▸ Saved entries
↓↓↓

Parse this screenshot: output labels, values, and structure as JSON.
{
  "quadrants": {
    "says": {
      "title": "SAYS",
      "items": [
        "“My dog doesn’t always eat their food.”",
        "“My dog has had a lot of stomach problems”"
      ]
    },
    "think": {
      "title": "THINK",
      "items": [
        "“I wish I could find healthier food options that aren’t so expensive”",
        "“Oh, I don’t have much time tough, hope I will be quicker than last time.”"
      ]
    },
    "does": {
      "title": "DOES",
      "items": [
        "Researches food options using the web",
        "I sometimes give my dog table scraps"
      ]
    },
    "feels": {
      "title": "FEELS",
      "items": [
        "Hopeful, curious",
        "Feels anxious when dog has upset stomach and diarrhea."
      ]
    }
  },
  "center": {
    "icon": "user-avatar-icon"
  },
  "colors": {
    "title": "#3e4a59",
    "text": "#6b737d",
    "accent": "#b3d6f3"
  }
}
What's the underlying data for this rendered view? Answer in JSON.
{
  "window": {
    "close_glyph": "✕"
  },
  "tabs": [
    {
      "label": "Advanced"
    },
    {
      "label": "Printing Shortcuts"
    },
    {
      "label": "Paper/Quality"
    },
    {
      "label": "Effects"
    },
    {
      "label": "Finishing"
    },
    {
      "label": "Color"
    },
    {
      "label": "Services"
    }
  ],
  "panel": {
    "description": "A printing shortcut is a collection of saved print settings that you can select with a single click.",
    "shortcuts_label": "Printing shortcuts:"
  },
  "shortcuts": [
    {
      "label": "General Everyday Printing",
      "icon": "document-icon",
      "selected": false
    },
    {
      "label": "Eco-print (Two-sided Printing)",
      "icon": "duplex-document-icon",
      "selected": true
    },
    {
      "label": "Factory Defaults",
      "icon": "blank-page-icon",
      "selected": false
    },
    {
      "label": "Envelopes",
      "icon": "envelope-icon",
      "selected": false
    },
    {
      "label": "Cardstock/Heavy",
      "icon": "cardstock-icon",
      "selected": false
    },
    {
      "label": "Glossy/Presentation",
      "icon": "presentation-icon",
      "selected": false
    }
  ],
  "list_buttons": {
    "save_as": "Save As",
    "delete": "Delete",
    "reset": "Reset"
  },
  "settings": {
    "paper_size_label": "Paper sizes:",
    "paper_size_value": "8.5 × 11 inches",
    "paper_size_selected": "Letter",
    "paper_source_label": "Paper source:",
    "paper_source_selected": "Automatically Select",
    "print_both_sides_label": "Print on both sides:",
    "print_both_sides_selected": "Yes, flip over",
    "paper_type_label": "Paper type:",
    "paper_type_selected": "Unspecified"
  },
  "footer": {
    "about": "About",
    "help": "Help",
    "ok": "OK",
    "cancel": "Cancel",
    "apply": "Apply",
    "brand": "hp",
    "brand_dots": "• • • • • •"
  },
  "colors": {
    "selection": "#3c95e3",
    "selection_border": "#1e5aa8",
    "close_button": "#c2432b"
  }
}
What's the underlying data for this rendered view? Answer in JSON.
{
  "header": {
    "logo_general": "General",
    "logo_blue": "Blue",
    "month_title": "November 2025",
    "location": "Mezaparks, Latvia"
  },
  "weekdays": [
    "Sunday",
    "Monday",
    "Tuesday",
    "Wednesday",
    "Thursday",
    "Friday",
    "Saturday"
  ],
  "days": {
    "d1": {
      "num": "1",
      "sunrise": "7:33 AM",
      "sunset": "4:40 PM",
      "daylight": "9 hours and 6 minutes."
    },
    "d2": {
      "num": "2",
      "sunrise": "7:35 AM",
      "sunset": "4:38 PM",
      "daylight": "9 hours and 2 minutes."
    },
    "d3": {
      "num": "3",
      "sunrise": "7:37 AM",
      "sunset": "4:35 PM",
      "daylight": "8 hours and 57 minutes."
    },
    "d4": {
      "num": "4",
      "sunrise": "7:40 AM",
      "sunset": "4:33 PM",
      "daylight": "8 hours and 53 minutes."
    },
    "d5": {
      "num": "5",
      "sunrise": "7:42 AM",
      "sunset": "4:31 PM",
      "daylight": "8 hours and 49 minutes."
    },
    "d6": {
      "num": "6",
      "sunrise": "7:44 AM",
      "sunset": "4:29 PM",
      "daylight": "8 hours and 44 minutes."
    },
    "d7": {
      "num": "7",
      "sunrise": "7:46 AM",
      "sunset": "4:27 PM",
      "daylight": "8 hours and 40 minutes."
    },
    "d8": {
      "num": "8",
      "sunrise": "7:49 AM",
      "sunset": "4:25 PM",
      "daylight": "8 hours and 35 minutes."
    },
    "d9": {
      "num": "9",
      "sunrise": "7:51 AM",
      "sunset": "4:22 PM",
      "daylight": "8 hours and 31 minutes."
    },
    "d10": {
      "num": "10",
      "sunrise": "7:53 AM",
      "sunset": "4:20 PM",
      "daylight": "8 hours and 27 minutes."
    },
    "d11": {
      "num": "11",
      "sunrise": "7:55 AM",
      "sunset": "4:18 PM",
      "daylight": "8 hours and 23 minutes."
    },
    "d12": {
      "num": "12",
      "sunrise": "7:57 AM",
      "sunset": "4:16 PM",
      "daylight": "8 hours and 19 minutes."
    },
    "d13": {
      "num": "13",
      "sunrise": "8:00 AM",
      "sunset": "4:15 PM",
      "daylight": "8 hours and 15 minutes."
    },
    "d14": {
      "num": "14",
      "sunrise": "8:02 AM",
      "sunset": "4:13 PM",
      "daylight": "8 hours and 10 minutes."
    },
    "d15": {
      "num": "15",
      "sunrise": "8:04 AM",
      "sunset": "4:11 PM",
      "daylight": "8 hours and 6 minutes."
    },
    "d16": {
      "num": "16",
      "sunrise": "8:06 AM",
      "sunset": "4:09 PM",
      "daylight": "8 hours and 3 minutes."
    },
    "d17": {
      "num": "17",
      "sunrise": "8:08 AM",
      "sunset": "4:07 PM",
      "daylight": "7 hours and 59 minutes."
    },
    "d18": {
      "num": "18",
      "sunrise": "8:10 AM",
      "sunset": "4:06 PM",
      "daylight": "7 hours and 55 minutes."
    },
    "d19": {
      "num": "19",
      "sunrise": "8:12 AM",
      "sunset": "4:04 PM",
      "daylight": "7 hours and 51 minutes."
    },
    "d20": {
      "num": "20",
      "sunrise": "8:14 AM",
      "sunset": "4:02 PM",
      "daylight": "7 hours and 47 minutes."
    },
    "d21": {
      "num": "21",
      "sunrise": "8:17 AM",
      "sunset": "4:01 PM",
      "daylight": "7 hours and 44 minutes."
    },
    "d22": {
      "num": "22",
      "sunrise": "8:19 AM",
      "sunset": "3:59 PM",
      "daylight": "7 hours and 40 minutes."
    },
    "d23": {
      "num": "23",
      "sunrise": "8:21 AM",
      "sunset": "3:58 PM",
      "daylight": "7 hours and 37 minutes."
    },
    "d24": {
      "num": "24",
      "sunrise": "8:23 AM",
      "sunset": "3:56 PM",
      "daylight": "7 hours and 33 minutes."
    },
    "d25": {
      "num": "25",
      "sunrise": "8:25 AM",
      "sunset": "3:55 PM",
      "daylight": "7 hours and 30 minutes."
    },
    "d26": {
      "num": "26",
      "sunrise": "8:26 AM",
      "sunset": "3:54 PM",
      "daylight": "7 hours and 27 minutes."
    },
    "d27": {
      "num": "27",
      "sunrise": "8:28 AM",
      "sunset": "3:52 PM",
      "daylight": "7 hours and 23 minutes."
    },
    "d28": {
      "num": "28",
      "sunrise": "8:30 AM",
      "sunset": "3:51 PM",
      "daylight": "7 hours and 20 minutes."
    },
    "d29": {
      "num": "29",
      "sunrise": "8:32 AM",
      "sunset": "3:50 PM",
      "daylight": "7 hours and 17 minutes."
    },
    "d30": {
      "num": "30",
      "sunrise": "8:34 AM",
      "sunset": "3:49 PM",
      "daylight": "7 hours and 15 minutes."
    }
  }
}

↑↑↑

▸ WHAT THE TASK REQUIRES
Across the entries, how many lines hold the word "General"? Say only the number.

▸ EXPECTED ANSWER
2